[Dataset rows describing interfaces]
•••••

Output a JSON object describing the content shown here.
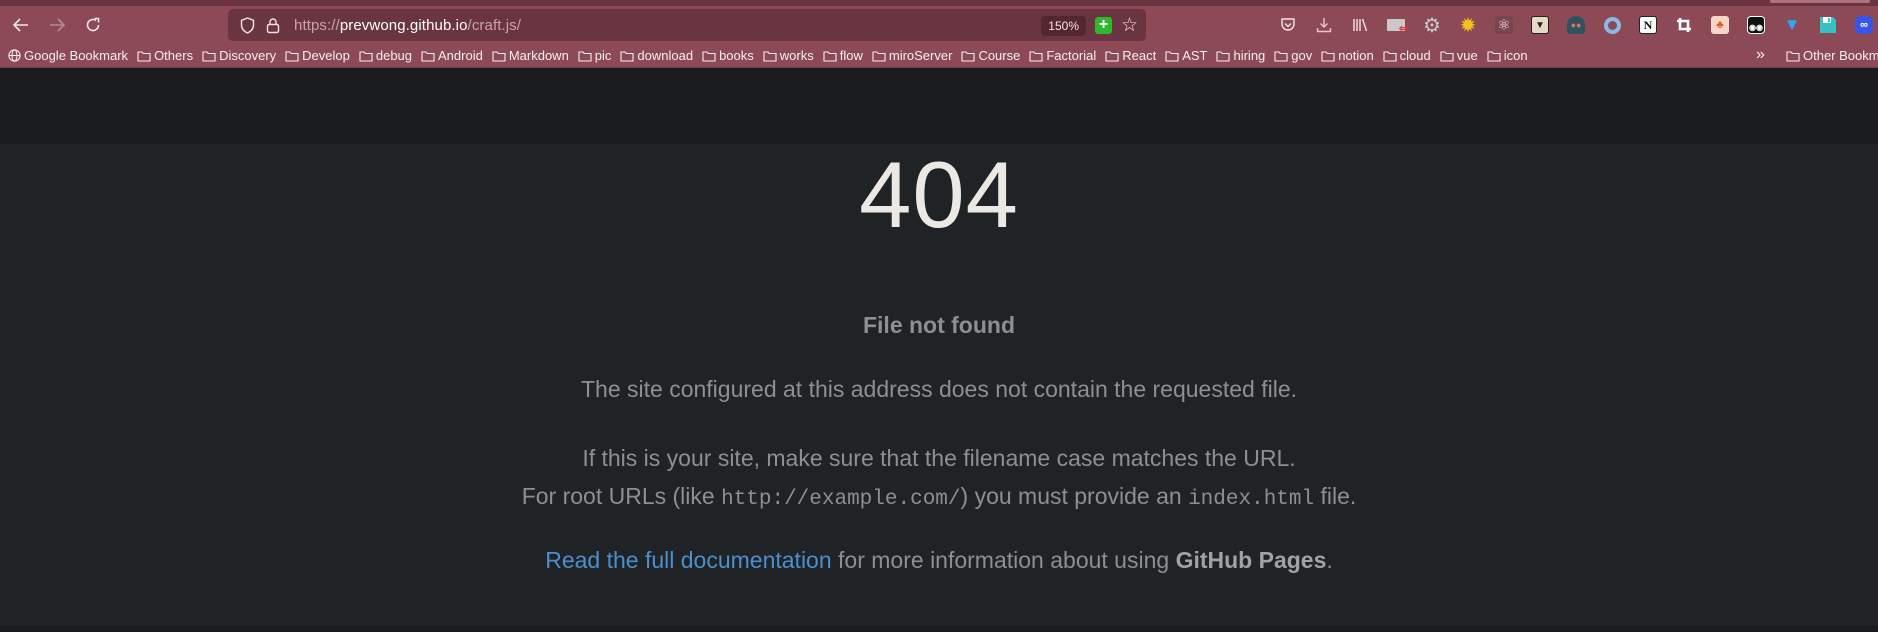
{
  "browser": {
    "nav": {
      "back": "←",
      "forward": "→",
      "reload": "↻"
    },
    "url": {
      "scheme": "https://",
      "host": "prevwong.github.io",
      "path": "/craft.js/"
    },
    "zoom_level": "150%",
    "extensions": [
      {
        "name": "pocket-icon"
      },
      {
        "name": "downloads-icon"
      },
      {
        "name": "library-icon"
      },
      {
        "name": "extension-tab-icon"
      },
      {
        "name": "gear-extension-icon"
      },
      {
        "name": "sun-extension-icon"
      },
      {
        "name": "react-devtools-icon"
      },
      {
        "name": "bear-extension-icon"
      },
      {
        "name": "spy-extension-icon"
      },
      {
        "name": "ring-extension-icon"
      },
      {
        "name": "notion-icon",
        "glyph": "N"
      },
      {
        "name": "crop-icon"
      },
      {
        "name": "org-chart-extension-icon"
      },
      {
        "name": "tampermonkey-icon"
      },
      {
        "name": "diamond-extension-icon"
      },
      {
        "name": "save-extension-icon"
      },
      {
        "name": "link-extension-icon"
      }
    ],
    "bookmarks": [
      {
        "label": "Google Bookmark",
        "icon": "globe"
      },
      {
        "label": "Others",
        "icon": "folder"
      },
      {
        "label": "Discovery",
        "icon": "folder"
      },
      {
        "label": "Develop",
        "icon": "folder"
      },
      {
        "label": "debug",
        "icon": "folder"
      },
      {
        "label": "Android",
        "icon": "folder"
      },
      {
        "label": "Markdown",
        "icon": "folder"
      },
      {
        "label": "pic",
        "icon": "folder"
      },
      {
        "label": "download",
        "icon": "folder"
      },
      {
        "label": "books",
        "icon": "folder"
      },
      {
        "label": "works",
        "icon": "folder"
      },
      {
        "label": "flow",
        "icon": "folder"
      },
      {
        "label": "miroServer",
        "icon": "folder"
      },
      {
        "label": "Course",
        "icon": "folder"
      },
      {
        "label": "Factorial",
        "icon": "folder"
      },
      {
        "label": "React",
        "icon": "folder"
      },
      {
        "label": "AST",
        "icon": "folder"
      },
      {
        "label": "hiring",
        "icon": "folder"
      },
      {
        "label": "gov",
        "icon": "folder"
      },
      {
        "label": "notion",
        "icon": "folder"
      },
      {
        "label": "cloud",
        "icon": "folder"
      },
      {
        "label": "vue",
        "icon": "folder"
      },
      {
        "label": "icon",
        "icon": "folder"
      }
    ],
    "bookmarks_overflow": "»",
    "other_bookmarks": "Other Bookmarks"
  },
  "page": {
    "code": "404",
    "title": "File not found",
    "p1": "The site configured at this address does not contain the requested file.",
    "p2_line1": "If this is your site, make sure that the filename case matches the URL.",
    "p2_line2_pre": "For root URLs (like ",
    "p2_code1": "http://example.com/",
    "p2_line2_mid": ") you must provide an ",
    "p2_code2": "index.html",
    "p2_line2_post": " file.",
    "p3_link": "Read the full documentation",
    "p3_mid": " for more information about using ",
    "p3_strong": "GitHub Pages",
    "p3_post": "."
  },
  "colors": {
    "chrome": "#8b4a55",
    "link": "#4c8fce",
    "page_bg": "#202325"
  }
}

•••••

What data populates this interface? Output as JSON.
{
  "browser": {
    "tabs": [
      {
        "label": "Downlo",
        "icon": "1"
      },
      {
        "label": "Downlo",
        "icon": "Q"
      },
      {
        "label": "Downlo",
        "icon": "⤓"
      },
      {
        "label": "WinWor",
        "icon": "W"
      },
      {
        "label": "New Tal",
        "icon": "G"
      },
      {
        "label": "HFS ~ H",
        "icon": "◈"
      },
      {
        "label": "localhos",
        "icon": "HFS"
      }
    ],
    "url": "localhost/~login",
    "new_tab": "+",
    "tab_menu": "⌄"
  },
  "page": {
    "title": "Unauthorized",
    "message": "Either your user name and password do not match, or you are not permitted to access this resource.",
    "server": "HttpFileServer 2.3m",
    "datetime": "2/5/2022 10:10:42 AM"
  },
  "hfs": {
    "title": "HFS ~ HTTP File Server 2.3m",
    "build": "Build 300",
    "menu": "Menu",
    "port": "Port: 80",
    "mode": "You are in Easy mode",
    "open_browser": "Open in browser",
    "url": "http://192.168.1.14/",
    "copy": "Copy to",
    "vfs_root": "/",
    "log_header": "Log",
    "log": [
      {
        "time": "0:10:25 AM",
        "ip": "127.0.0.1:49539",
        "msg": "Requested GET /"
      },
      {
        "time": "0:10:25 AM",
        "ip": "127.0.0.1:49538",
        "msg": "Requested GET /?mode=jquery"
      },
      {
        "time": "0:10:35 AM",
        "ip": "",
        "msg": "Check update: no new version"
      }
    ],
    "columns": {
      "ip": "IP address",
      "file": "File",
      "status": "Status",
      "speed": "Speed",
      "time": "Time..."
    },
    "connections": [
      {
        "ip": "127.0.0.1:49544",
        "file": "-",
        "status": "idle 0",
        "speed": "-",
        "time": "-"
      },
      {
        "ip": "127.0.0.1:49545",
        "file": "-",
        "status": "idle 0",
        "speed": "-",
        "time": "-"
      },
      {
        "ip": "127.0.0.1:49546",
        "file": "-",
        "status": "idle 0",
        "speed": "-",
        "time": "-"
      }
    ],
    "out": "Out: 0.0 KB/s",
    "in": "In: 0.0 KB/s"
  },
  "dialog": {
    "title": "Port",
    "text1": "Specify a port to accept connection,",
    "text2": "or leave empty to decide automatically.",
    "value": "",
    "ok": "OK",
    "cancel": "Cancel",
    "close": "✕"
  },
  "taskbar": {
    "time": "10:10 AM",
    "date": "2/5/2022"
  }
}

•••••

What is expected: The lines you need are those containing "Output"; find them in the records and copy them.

Reply:
Output a JSON object describing the content shown here.
What data populates this interface? Output as JSON.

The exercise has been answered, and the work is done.